* [About this exercise]: Take every line from the entries below that includes the word "true" and copy it.
══ Supplied information ══
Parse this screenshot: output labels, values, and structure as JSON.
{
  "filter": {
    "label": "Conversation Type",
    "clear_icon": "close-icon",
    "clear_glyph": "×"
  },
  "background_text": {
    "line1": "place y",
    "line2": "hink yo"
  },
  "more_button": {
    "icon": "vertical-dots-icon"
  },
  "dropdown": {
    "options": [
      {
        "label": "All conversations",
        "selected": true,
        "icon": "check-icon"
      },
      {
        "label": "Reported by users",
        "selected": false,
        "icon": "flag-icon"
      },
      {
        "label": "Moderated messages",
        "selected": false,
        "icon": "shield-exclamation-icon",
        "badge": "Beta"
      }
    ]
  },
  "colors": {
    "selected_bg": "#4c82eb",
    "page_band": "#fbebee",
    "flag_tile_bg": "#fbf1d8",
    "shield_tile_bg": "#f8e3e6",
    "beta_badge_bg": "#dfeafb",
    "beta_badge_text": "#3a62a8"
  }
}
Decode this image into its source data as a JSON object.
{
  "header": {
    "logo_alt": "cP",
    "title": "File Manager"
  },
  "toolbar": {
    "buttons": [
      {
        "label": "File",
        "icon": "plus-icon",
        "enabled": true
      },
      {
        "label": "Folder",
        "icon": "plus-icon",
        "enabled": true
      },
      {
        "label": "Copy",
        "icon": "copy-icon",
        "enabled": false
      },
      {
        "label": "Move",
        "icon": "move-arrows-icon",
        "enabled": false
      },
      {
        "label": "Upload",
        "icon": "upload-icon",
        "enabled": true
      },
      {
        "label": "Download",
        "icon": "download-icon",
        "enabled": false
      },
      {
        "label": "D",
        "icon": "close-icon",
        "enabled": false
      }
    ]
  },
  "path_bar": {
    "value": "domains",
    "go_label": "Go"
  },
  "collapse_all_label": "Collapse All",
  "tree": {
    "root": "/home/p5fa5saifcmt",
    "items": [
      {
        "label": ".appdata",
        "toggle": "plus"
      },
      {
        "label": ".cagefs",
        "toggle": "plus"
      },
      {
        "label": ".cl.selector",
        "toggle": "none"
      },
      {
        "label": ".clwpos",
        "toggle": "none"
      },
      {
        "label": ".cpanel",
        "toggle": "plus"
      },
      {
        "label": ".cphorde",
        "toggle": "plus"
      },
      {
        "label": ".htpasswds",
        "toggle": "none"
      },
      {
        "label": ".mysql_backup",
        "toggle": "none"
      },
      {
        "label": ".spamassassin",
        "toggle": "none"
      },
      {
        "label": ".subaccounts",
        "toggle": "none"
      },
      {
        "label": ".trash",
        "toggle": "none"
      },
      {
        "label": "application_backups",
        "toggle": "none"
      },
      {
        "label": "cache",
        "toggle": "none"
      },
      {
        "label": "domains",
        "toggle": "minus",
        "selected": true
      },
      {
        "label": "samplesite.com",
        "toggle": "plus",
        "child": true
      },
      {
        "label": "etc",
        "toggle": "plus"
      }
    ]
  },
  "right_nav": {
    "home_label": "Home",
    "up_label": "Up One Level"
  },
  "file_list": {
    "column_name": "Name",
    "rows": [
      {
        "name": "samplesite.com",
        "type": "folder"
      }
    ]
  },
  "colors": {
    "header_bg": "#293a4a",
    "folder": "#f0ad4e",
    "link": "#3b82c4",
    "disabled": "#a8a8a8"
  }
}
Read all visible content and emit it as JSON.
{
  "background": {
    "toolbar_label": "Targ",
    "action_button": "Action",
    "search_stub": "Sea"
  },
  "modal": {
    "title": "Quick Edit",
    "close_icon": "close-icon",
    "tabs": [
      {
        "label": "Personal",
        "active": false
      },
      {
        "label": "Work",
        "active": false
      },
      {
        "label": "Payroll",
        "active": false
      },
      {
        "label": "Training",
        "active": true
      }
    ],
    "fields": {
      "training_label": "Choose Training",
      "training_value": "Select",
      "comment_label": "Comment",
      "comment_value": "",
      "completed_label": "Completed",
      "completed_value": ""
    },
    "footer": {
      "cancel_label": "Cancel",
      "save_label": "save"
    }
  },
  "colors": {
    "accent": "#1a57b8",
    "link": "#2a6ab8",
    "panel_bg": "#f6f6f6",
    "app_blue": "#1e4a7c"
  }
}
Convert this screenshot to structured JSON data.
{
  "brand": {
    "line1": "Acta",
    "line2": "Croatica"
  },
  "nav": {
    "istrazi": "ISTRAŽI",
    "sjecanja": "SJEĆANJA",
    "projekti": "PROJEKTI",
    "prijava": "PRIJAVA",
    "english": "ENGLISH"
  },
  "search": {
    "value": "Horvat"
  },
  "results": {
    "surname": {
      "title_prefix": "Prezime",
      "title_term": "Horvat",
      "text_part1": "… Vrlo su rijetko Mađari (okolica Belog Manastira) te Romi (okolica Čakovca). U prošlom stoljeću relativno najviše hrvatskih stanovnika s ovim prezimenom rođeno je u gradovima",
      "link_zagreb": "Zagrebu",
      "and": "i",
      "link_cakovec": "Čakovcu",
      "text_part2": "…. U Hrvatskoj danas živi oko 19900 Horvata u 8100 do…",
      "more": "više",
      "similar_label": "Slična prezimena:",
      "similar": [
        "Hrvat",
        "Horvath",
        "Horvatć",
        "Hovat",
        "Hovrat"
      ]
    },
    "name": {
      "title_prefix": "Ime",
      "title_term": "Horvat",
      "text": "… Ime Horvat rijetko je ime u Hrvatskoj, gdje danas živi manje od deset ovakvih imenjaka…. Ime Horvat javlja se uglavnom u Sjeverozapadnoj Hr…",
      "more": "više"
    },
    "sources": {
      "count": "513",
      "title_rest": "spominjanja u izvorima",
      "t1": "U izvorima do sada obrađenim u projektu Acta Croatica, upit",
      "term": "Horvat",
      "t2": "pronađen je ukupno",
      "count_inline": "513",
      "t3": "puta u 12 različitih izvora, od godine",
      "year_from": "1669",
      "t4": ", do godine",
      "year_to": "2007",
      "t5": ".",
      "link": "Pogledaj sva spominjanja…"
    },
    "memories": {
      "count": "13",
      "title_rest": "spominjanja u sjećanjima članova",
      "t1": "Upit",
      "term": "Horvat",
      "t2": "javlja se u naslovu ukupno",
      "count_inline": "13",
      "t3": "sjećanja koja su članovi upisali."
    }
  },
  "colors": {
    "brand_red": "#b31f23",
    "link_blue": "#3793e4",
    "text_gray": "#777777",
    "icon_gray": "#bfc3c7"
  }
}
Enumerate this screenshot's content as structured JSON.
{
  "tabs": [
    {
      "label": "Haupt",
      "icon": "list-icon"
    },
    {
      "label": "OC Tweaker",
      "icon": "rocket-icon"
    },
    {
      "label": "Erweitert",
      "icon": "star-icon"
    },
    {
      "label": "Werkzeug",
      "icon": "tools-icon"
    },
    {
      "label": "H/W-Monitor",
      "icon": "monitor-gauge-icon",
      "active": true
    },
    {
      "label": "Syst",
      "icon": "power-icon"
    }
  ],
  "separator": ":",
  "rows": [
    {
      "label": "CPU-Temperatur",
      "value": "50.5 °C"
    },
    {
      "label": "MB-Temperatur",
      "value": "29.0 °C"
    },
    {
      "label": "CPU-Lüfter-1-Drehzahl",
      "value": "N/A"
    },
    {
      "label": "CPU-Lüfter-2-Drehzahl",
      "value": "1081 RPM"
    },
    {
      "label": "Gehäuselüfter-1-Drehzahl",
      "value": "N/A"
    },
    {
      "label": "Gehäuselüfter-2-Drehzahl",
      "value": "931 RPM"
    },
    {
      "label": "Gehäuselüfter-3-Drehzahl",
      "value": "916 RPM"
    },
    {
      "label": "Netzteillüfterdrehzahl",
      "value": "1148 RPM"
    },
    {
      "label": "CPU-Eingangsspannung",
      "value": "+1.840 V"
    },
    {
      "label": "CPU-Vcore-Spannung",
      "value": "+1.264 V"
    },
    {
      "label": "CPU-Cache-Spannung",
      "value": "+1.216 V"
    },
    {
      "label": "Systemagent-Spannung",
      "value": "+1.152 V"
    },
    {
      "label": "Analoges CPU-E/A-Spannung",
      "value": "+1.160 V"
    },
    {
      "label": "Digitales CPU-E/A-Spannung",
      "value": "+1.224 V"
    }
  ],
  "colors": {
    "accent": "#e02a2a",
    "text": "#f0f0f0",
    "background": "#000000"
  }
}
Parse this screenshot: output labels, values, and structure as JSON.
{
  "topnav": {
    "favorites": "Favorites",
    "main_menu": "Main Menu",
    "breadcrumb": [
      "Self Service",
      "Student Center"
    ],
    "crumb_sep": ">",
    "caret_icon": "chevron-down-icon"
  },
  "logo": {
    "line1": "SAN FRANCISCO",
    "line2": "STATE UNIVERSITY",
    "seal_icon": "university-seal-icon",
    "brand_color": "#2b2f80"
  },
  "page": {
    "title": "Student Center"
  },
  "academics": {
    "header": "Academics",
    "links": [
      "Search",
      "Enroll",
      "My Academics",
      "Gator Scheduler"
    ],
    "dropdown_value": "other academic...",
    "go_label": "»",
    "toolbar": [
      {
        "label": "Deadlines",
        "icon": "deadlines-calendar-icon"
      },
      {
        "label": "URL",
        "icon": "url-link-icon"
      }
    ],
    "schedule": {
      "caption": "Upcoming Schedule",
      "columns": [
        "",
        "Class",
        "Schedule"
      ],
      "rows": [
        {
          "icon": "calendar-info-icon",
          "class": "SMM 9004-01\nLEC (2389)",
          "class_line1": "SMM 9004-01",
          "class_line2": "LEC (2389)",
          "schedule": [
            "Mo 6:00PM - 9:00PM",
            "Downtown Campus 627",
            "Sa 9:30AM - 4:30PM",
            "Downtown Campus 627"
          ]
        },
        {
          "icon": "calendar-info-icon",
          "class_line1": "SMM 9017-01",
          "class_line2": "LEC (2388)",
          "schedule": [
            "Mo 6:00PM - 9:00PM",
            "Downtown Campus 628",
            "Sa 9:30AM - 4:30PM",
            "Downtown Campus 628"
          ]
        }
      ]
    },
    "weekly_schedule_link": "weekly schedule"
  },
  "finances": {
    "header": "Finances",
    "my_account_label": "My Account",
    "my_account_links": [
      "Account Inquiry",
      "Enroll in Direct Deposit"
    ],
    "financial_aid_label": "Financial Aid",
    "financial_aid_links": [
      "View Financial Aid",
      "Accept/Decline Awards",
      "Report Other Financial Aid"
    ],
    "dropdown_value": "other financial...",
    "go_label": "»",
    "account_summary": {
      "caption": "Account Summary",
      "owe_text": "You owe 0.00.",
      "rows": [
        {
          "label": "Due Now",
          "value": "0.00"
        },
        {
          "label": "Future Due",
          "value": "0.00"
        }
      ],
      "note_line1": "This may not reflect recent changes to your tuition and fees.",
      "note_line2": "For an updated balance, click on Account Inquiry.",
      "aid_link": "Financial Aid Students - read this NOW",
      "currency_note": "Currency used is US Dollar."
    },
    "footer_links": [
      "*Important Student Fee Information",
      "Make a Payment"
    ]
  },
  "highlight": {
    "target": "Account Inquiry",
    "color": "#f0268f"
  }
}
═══
* [Answer to this exercise]:
        "selected": true,
        "enabled": true
        "enabled": true
        "enabled": true
        "selected": true
        "child": true
        "active": true
      "active": true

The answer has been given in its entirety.